Sidewalks are a fundamental requirement for an accessible city. The provision of sidewalks helps to remove barriers to access for vulnerable populations including children, seniors and persons with disabilities. Sidewalks offer a protected, dedicated space for all pedestrians, which is especially important for vulnerable pedestrians and when visibility is poor. In February 2016, the City’s Disability, Access and Inclusion Advisory Committee provided a unanimous endorsement of the role sidewalks play in reducing barriers to access and the need to add them whenever there are major construction opportunities.

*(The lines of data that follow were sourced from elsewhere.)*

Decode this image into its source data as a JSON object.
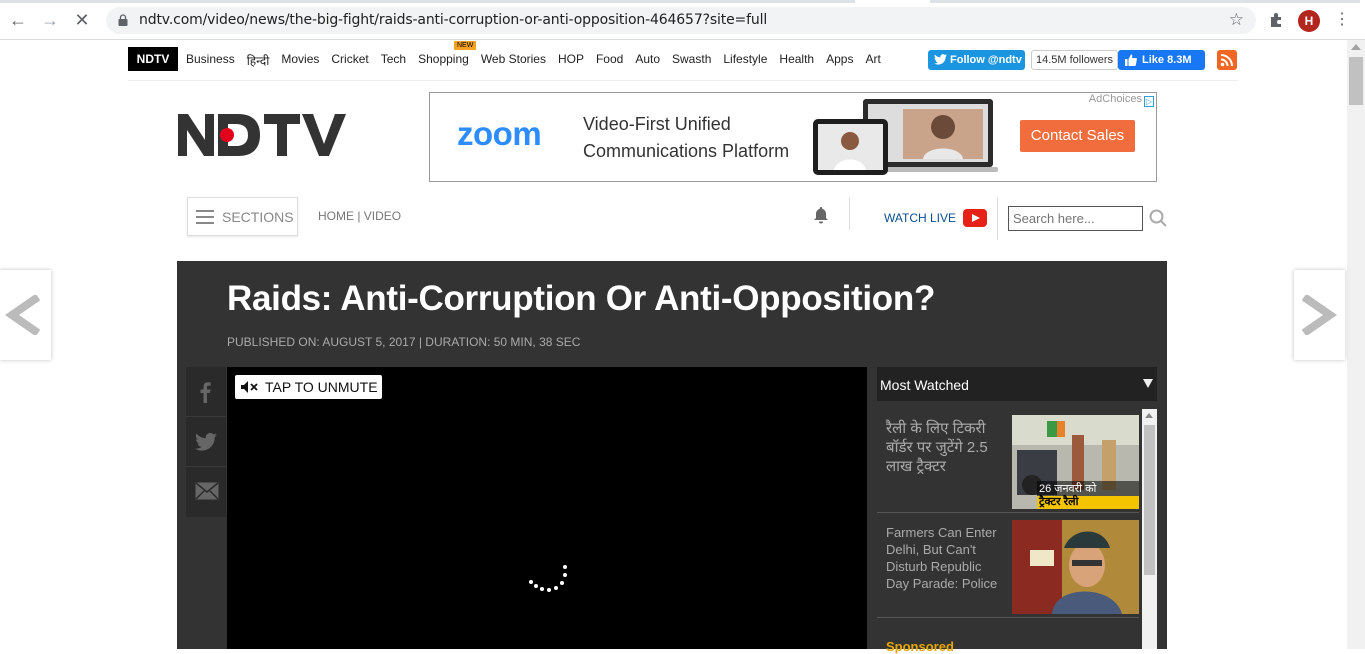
{
  "browser": {
    "url": "ndtv.com/video/news/the-big-fight/raids-anti-corruption-or-anti-opposition-464657?site=full",
    "avatar_letter": "H"
  },
  "topnav": {
    "brand": "NDTV",
    "links": [
      "Business",
      "हिन्दी",
      "Movies",
      "Cricket",
      "Tech",
      "Shopping",
      "Web Stories",
      "HOP",
      "Food",
      "Auto",
      "Swasth",
      "Lifestyle",
      "Health",
      "Apps",
      "Art"
    ],
    "new_badge": "NEW",
    "twitter_follow": "Follow @ndtv",
    "twitter_count": "14.5M followers",
    "fb_like": "Like 8.3M"
  },
  "ad": {
    "brand": "zoom",
    "headline": "Video-First Unified Communications Platform",
    "cta": "Contact Sales",
    "adchoices": "AdChoices"
  },
  "header": {
    "sections_label": "SECTIONS",
    "breadcrumb": "HOME | VIDEO",
    "watch_live": "WATCH LIVE",
    "search_placeholder": "Search here..."
  },
  "video": {
    "title": "Raids: Anti-Corruption Or Anti-Opposition?",
    "meta": "PUBLISHED ON: AUGUST 5, 2017 | DURATION: 50 MIN, 38 SEC",
    "unmute_label": "TAP TO UNMUTE"
  },
  "most_watched": {
    "heading": "Most Watched",
    "items": [
      {
        "title": "रैली के लिए टिकरी बॉर्डर पर जुटेंगे 2.5 लाख ट्रैक्टर",
        "thumb_caption_top": "26 जनवरी को",
        "thumb_caption_bottom": "ट्रैक्टर रैली"
      },
      {
        "title": "Farmers Can Enter Delhi, But Can't Disturb Republic Day Parade: Police"
      }
    ],
    "sponsored_label": "Sponsored"
  },
  "colors": {
    "accent_red": "#e3001b",
    "twitter_blue": "#1b95e0",
    "facebook_blue": "#1877f2",
    "zoom_blue": "#2d8cff",
    "cta_orange": "#f26d3d",
    "panel_bg": "#333333"
  }
}
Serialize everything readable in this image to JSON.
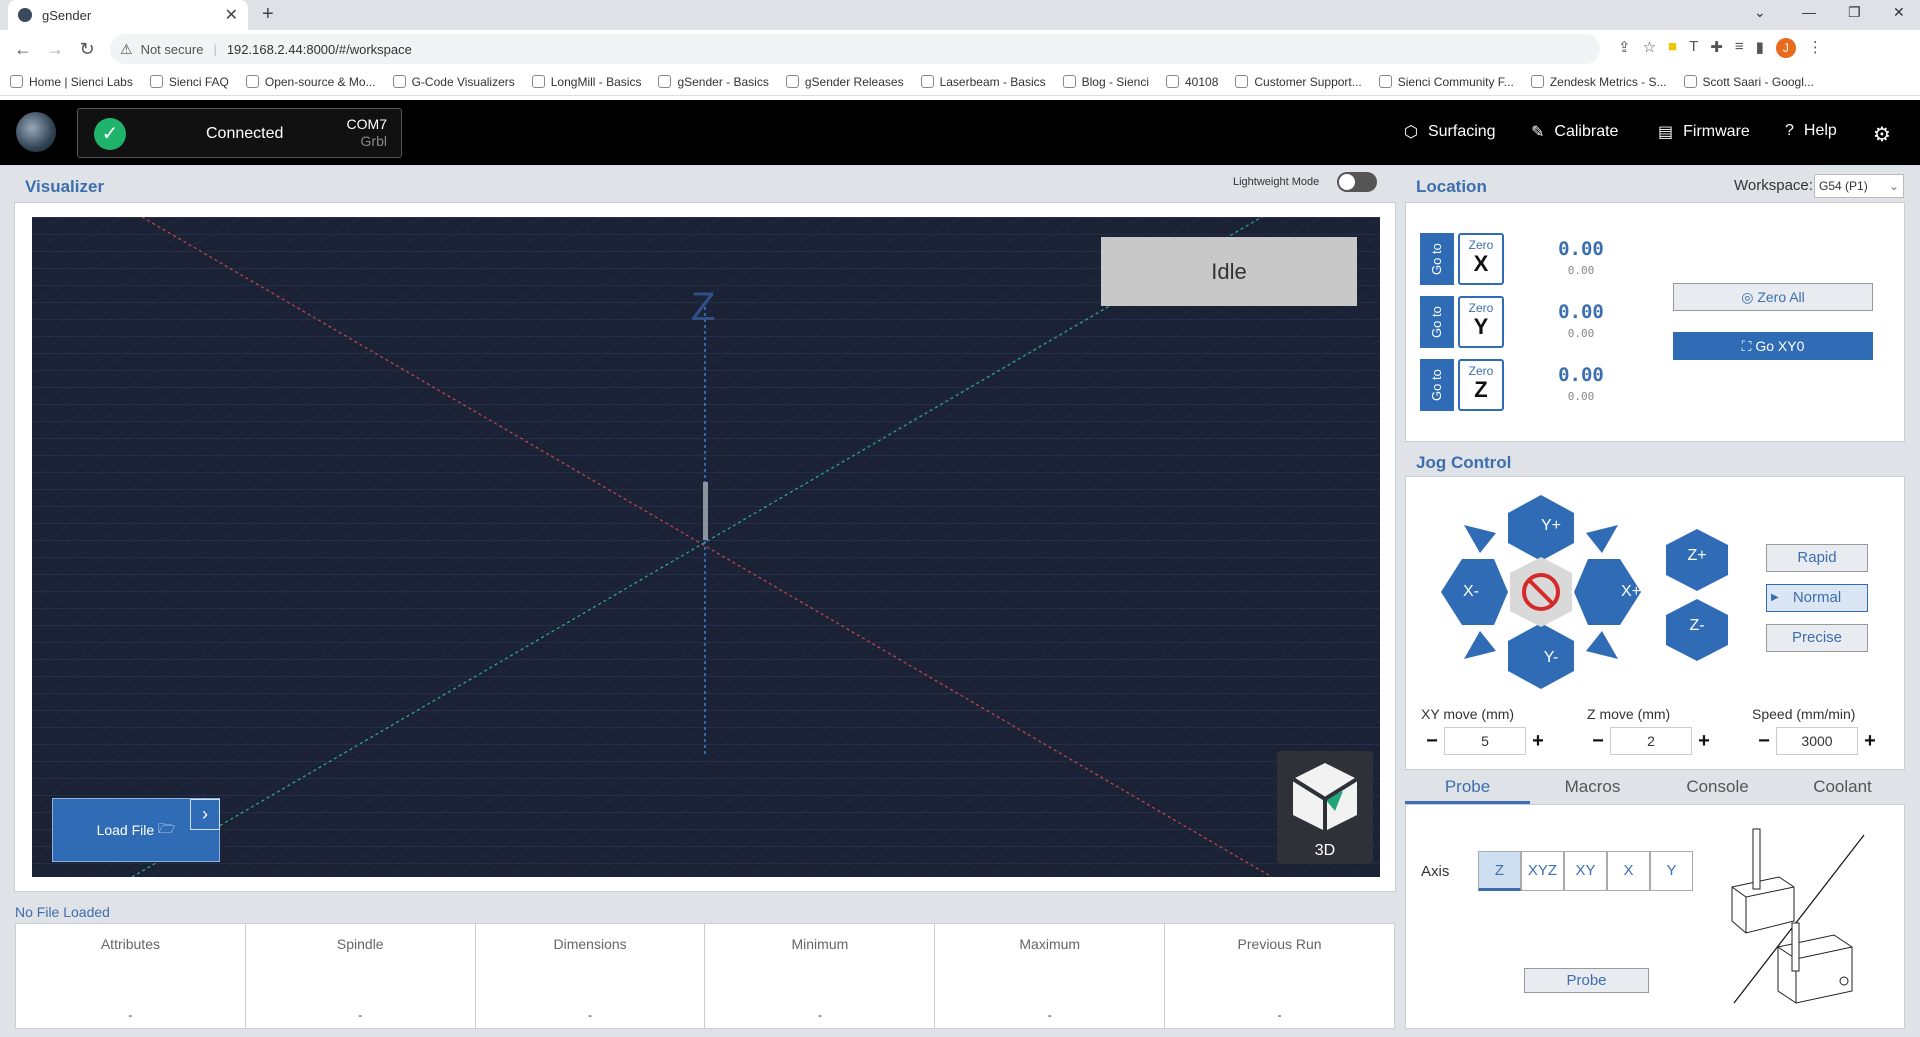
{
  "browser": {
    "tab_title": "gSender",
    "address": {
      "security": "Not secure",
      "url": "192.168.2.44:8000/#/workspace"
    },
    "bookmarks": [
      "Home | Sienci Labs",
      "Sienci FAQ",
      "Open-source & Mo...",
      "G-Code Visualizers",
      "LongMill - Basics",
      "gSender - Basics",
      "gSender Releases",
      "Laserbeam - Basics",
      "Blog - Sienci",
      "40108",
      "Customer Support...",
      "Sienci Community F...",
      "Zendesk Metrics - S...",
      "Scott Saari - Googl..."
    ],
    "avatar_letter": "J"
  },
  "header": {
    "connection": {
      "status": "Connected",
      "port": "COM7",
      "firmware": "Grbl"
    },
    "menu": [
      {
        "icon": "surfacing-icon",
        "label": "Surfacing"
      },
      {
        "icon": "calibrate-icon",
        "label": "Calibrate"
      },
      {
        "icon": "firmware-icon",
        "label": "Firmware"
      },
      {
        "icon": "help-icon",
        "label": "Help"
      }
    ]
  },
  "visualizer": {
    "title": "Visualizer",
    "lightweight_label": "Lightweight Mode",
    "state": "Idle",
    "axis_label": "Z",
    "load_file": "Load File",
    "cube_label": "3D"
  },
  "file": {
    "status": "No File Loaded",
    "stats": [
      {
        "label": "Attributes",
        "value": "-"
      },
      {
        "label": "Spindle",
        "value": "-"
      },
      {
        "label": "Dimensions",
        "value": "-"
      },
      {
        "label": "Minimum",
        "value": "-"
      },
      {
        "label": "Maximum",
        "value": "-"
      },
      {
        "label": "Previous Run",
        "value": "-"
      }
    ]
  },
  "location": {
    "title": "Location",
    "workspace_label": "Workspace:",
    "workspace_value": "G54 (P1)",
    "goto_label": "Go to",
    "zero_label": "Zero",
    "axes": [
      {
        "axis": "X",
        "work": "0.00",
        "machine": "0.00"
      },
      {
        "axis": "Y",
        "work": "0.00",
        "machine": "0.00"
      },
      {
        "axis": "Z",
        "work": "0.00",
        "machine": "0.00"
      }
    ],
    "zero_all": "Zero All",
    "go_xy0": "Go  XY0"
  },
  "jog": {
    "title": "Jog Control",
    "buttons": {
      "y_plus": "Y+",
      "y_minus": "Y-",
      "x_plus": "X+",
      "x_minus": "X-",
      "z_plus": "Z+",
      "z_minus": "Z-"
    },
    "modes": [
      "Rapid",
      "Normal",
      "Precise"
    ],
    "selected_mode": "Normal",
    "xy_label": "XY move (mm)",
    "xy_value": "5",
    "z_label": "Z move (mm)",
    "z_value": "2",
    "speed_label": "Speed (mm/min)",
    "speed_value": "3000"
  },
  "tabs": [
    "Probe",
    "Macros",
    "Console",
    "Coolant"
  ],
  "probe": {
    "axis_label": "Axis",
    "axes": [
      "Z",
      "XYZ",
      "XY",
      "X",
      "Y"
    ],
    "selected": "Z",
    "button": "Probe"
  }
}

Transportation Services has a long-term goal to have new sidewalks on both sides of arterials and collector roads and at minimum on one side of local roads. Currently, there are 111 km of missing sidewalks on arterial and collector roads, and 785 km of missing sidewalks on local roads.

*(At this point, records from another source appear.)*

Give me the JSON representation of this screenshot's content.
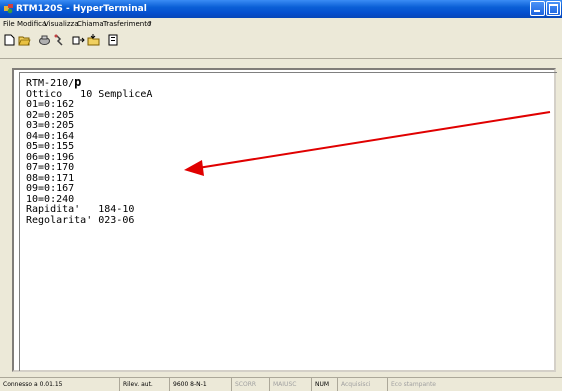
{
  "window": {
    "title": "RTM120S - HyperTerminal"
  },
  "menu": [
    "File",
    "Modifica",
    "Visualizza",
    "Chiama",
    "Trasferimento",
    "?"
  ],
  "toolbar": [
    "new-icon",
    "open-icon",
    "phone-icon",
    "disconnect-icon",
    "send-icon",
    "receive-icon",
    "properties-icon"
  ],
  "terminal": {
    "header": "RTM-210/",
    "header_cursor": "p",
    "lines": [
      "Ottico   10 SempliceA",
      "01=0:162",
      "02=0:205",
      "03=0:205",
      "04=0:164",
      "05=0:155",
      "06=0:196",
      "07=0:170",
      "08=0:171",
      "09=0:167",
      "10=0:240",
      "Rapidita'   184-10",
      "Regolarita' 023-06"
    ]
  },
  "status": {
    "connection": "Connesso a 0.01.15",
    "detect": "Rilev. aut.",
    "params": "9600 8-N-1",
    "scroll": "SCORR",
    "caps": "MAIUSC",
    "num": "NUM",
    "capture": "Acquisisci",
    "echo": "Eco stampante"
  },
  "colors": {
    "titlebar": "#0a5fd6",
    "arrow": "#e00000"
  }
}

The City has a number of adopted policies that support the expansion of the sidewalk network to all roads. In 2002, City Council adopted the Missing Sidewalk Installation Policy and the Toronto Pedestrian Charter. The Charter has six principles: accessibility, equity, health and well-being, environmental sustainability, personal and community safety, and community cohesion and vitality. Later in 2009, City Council adopted the Toronto Walking Strategy and its three Guiding Principles: universal accessibility, safety, and design excellence. Similar themes are reflected in the City’s Official Plan (2004), Seniors Strategy (2013), Healthy Streets (2014), Road Safety Plan (2016), and Vision Zero 2.0 Road Safety Plan Update (2019), among others.
Further, the construction and repair of sidewalks is guided by the 2012 Provincial Accessibility for Ontarians with Disabilities Act (AODA). While the AODA directs that sidewalks be at least 1.5 m wide, the City of Toronto standard is that all new sidewalks should aim to be 2.1 m wide. The City’s design standard can be found on the Standards for Designing and Constructing City Infrastructure webpage.
Transportation Services delivers most new sidewalks through the Missing Sidewalk Installation Program, which reviews opportunities to install sidewalks on all roadways through bundling with state-of-good-repair roadway work, as well as standalone delivery.
Transportation Services has the authority to install sidewalks on arterial and collector roads in accordance with the Missing Sidewalk Installation Policy. An update to the policy, adopted by Council in July 2019, delegated authority to Transportation Services to install sidewalks to local roads as part of road reconstruction, to accommodate a request for a person with a disability, and in cases where a Community Council has approved a new traffic-calming measure after the policy was adopted. As part of the 2019 update to the policy, Council requested that sidewalk proposals not otherwise delegated to the General Manager, Transportation Services, or those requested by a Member of Council, be reported on an annual basis to the Infrastructure and Environment Committee for recommendation to City Council.
Links to past year Missing Sidewalk Council Reports: